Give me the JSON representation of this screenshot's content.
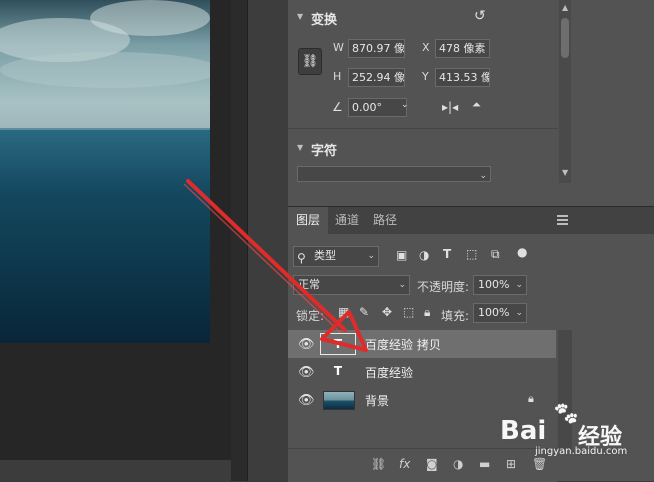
{
  "properties": {
    "transform_title": "变换",
    "w_label": "W",
    "w_value": "870.97 像",
    "x_label": "X",
    "x_value": "478 像素",
    "h_label": "H",
    "h_value": "252.94 像",
    "y_label": "Y",
    "y_value": "413.53 像",
    "angle_value": "0.00°",
    "character_title": "字符"
  },
  "layers_panel": {
    "tabs": [
      "图层",
      "通道",
      "路径"
    ],
    "filter_kind": "类型",
    "blend_mode": "正常",
    "opacity_label": "不透明度:",
    "opacity_value": "100%",
    "lock_label": "锁定:",
    "fill_label": "填充:",
    "fill_value": "100%",
    "layers": [
      {
        "name": "百度经验 拷贝",
        "type": "text",
        "selected": true
      },
      {
        "name": "百度经验",
        "type": "text",
        "selected": false
      },
      {
        "name": "背景",
        "type": "image",
        "selected": false,
        "locked": true
      }
    ],
    "bottom_icons": [
      "link-icon",
      "fx-icon",
      "mask-icon",
      "adjustment-icon",
      "group-folder-icon",
      "new-layer-icon",
      "trash-icon"
    ]
  },
  "watermark": {
    "brand": "Bai",
    "brand2": "经验",
    "url": "jingyan.baidu.com"
  },
  "annotation_color": "#e02b2b"
}
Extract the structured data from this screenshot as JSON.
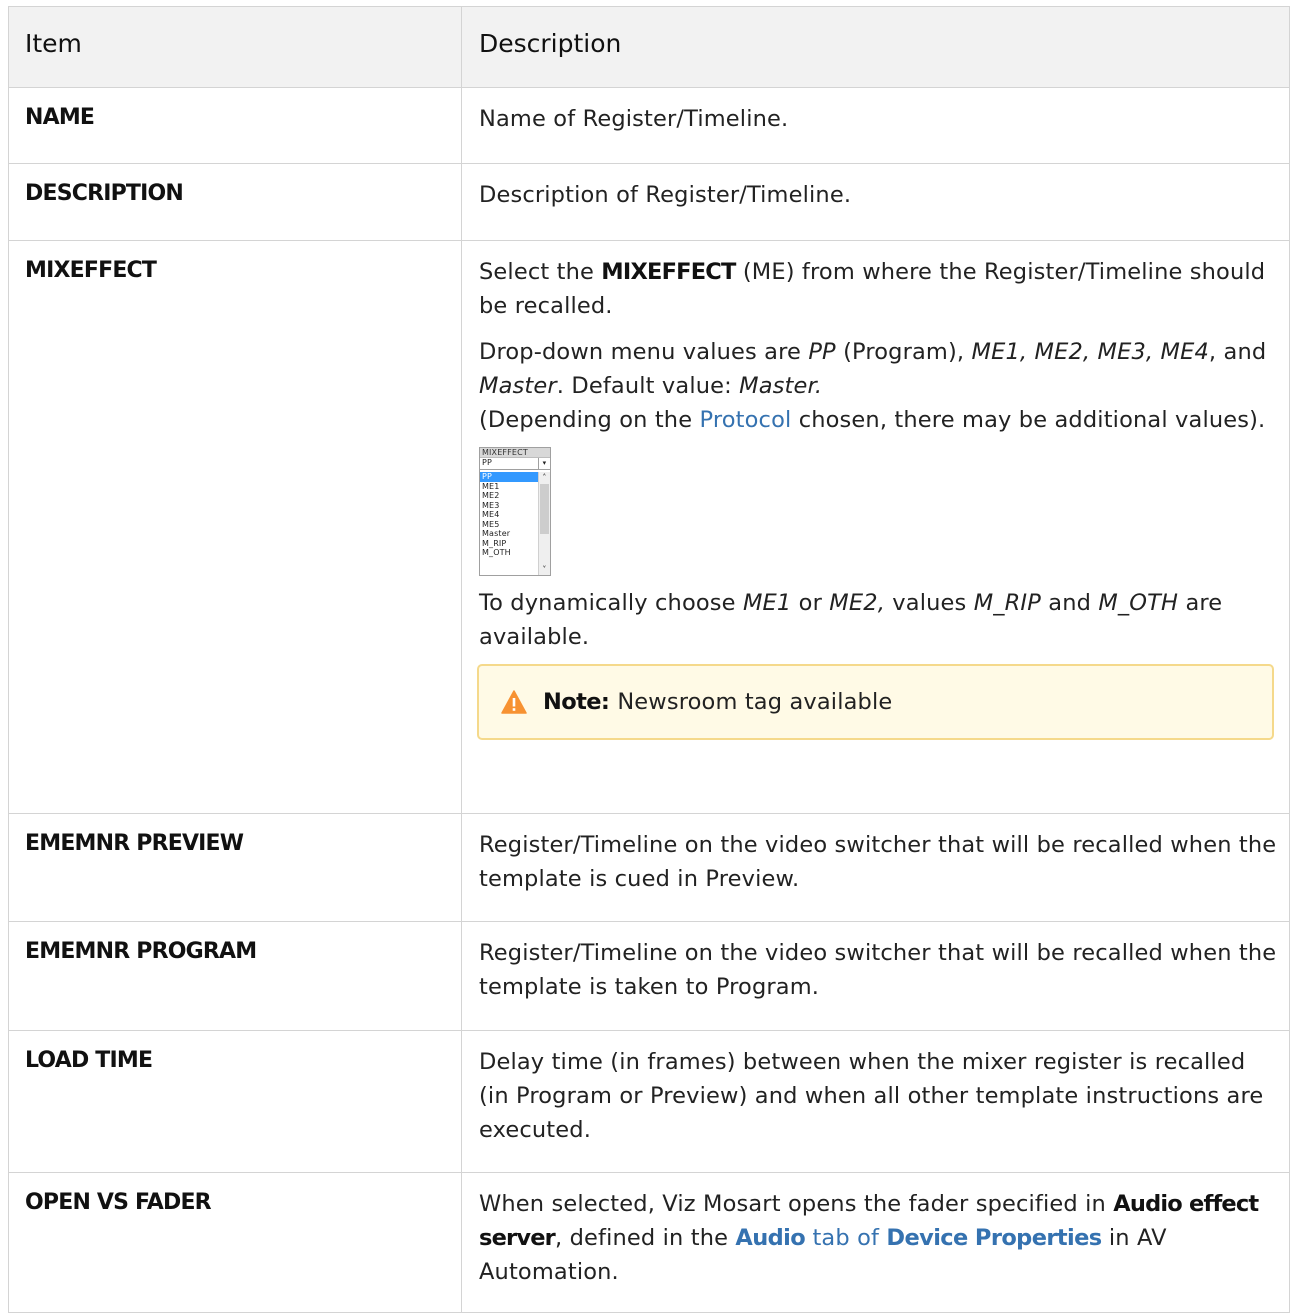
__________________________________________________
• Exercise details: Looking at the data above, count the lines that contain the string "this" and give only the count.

• Task result: 2